§ Exercise
Among the lines of the listing below, count those with the string "help". Give the number and no commentary.

┄┄┄┄┄┄┄┄┄┄┄┄┄┄┄┄┄┄┄┄

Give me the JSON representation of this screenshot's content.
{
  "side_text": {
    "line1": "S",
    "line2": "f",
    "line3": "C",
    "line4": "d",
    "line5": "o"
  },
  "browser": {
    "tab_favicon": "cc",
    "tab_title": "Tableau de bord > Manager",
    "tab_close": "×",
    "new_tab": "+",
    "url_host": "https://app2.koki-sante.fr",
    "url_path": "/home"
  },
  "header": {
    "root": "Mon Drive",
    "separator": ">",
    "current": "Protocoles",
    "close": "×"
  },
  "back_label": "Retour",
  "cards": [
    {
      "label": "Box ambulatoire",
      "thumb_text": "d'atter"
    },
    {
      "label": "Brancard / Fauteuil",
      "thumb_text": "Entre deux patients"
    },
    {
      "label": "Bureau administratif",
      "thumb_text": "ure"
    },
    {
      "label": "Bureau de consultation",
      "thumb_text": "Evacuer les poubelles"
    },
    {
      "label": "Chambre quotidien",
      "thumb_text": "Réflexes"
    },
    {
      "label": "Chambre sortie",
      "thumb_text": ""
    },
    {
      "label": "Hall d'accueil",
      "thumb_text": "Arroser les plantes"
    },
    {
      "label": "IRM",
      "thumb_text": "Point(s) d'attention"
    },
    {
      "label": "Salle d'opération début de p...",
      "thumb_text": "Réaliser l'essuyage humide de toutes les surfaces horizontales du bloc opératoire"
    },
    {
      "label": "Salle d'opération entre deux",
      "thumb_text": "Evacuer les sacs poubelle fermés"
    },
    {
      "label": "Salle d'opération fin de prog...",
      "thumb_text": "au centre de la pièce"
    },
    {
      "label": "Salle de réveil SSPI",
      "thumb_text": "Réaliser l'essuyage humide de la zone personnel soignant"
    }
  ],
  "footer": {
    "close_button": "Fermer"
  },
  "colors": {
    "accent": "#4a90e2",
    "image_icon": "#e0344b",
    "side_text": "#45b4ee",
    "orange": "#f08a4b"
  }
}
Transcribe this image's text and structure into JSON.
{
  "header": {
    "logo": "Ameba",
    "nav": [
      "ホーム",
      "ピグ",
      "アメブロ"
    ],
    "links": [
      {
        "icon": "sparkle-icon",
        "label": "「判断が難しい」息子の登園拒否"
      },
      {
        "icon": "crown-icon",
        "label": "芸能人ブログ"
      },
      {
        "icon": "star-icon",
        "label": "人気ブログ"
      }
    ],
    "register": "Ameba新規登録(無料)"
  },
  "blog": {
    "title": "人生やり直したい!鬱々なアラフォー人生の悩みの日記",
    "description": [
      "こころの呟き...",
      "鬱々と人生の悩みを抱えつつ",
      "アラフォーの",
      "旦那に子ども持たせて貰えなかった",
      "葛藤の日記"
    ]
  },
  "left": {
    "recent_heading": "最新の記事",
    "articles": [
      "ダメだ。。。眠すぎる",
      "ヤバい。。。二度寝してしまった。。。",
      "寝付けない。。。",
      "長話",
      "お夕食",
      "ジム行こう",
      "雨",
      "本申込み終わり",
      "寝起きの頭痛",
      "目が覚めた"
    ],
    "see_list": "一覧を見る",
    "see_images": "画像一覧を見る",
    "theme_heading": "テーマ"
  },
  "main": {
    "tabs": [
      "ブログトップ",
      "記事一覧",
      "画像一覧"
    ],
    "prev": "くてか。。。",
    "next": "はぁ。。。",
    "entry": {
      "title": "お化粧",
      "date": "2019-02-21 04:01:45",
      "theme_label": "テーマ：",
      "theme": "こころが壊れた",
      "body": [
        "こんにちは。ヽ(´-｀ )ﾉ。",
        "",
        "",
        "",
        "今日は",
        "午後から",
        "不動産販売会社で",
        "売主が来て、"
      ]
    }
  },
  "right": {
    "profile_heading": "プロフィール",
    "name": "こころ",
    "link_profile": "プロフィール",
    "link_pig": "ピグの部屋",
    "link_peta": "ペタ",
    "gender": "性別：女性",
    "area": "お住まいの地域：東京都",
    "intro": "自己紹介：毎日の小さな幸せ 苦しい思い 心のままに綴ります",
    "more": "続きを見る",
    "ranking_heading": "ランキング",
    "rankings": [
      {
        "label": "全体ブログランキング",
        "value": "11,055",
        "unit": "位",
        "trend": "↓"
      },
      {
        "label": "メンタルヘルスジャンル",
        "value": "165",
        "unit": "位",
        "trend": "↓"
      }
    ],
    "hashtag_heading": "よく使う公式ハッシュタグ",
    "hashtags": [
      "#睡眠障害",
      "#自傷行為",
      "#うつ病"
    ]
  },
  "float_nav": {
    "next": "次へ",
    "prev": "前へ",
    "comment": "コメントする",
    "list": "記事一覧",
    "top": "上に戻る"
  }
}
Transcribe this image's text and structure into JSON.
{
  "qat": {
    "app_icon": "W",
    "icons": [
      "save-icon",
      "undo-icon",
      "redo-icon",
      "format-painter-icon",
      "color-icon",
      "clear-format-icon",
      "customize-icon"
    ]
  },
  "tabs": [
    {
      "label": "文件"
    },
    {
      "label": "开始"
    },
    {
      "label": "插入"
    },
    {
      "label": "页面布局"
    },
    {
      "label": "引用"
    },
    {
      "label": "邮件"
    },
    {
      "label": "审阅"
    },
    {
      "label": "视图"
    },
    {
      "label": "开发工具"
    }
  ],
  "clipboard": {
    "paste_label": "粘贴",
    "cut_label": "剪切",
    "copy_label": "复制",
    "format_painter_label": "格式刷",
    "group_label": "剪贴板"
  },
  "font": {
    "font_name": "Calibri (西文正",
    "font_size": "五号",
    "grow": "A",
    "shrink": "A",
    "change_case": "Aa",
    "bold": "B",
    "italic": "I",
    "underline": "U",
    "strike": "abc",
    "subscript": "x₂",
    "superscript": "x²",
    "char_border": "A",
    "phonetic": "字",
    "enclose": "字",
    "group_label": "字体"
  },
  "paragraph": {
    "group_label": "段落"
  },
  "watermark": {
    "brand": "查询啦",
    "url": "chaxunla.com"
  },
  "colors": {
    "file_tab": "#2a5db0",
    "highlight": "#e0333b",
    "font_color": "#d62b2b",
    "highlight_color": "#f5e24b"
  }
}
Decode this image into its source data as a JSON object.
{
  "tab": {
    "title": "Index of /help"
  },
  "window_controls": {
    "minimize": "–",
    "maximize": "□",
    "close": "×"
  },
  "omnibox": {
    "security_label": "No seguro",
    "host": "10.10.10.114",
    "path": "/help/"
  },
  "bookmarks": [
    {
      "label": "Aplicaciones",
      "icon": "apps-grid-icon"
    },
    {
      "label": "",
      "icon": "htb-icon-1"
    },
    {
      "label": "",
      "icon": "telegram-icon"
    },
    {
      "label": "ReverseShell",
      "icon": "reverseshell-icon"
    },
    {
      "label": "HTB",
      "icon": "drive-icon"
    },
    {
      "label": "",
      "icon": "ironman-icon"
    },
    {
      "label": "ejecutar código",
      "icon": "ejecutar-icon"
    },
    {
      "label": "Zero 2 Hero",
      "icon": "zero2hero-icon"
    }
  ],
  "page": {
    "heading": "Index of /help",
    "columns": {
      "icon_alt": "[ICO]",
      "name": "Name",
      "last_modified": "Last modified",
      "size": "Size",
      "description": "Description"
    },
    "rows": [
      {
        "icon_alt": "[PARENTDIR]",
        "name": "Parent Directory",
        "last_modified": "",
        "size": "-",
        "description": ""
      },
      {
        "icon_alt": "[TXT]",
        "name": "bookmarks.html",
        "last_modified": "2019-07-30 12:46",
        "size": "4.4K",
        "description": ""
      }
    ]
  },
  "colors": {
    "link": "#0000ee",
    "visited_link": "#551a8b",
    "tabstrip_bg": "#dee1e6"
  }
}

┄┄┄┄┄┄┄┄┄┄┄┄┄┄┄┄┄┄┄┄

§ Answer box
3